Q:

What kind of cases are heard in federal court?

A:

Quick Answer

The types of cases heard in federal court are those in which the United States is directly involved. For example, cases with parties in different states often qualify for federal court. Federal courts also hear cases pertaining to Constitutional law, copyright, patient law, maritime activity and violations of federal laws.

Continue Reading
What kind of cases are heard in federal court?
Credit: Supermac1961 CC-BY-2.0

Full Answer

Only specific types of criminal cases are eligible for federal court. International drug trafficking cases qualify for federal adjudication if the drugs crossed the U.S. border. Federal courts also hear drug cases in which the drugs crossed state lines. Other federal criminal cases are those involving crimes committed on federal property, such as at a Post Office, national park or government building. Mail fraud is also a federal offense. Federal courts also handle select civil cases. To qualify for federal court, a lawsuit must involve parties in multiple states and the plaintiff must seek an amount not less than $75,000. Bankruptcies and international trade suits frequently qualify for federal court.

Certain cases qualify for both state and federal court. These include class-action lawsuits, environmental lawsuits, disputes regarding the interaction of state and federal laws, and cases involving simultaneous violation of state and federal laws. Civil rights cases occasionally qualify for both court systems as well.

Learn more about Law

Related Questions

  • Q:

    How do you apply for a letter of administration?

    A:

    A letter of administration is granted by the court in inheritance cases where there is no executor or the originally appointed executor is unable to perform his duties properly, according to Legal Dictionary. This appointment is issued via a short document.

    Full Answer >
    Filed Under:
  • Q:

    How do you serve court papers as a process server?

    A:

    Process servers deliver court documents such as subpoenas, summons, writs, complaints, or orders to show cause to individuals involved in legal cases by visiting their homes and places of work, according to Process Servers. Multiple visits are often necessary as process-server targets are sometimes difficult to locate.

    Full Answer >
    Filed Under:
  • Q:

    Which states have palimony laws?

    A:

    Most states follow common law when addressing palimony claims in court, although some states, such as California, follow the law as determined in legal cases, such as the 1976 Marvin v. Marvin case governing California, as explained by DivorceNet.com. Palimony refers to alimony for non-married but co-habitating couples.

    Full Answer >
    Filed Under:
  • Q:

    What is the role of a child advocate?

    A:

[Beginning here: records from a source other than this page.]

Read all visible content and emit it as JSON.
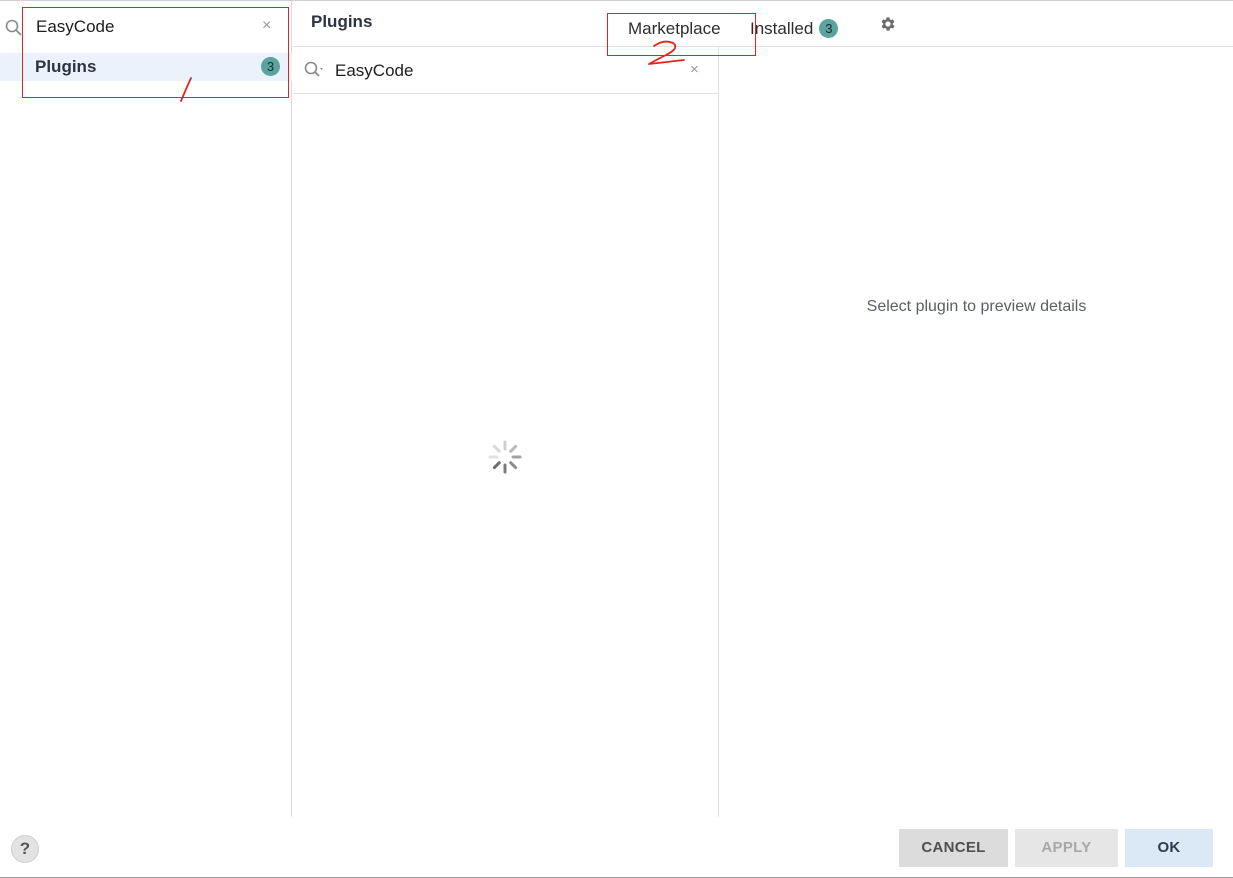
{
  "sidebar": {
    "search": {
      "value": "EasyCode",
      "clear": "×"
    },
    "items": [
      {
        "label": "Plugins",
        "count": "3"
      }
    ]
  },
  "header": {
    "title": "Plugins",
    "tabs": {
      "marketplace": "Marketplace",
      "installed": "Installed",
      "installed_count": "3"
    }
  },
  "plugin_list": {
    "search": {
      "value": "EasyCode",
      "clear": "×"
    },
    "loading": true
  },
  "details": {
    "empty_text": "Select plugin to preview details"
  },
  "footer": {
    "help": "?",
    "cancel": "CANCEL",
    "apply": "APPLY",
    "ok": "OK"
  },
  "icons": [
    "search-icon",
    "search-dropdown-icon",
    "clear-icon",
    "gear-icon",
    "loading-spinner-icon",
    "help-icon"
  ],
  "colors": {
    "badge": "#5aa39f",
    "selection": "#eaf2fb",
    "annotation": "#e0241f",
    "ok_button": "#dbe9f7"
  }
}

    A child advocate investigates welfare cases concerning minors and their families, reports findings to the court, and provides counseling to children and families in crises, according to the Houston Chronicle. He arranges support services such as parenting classes, medical assistance, prenatal care and job training.

    Full Answer >
    Filed Under:

Explore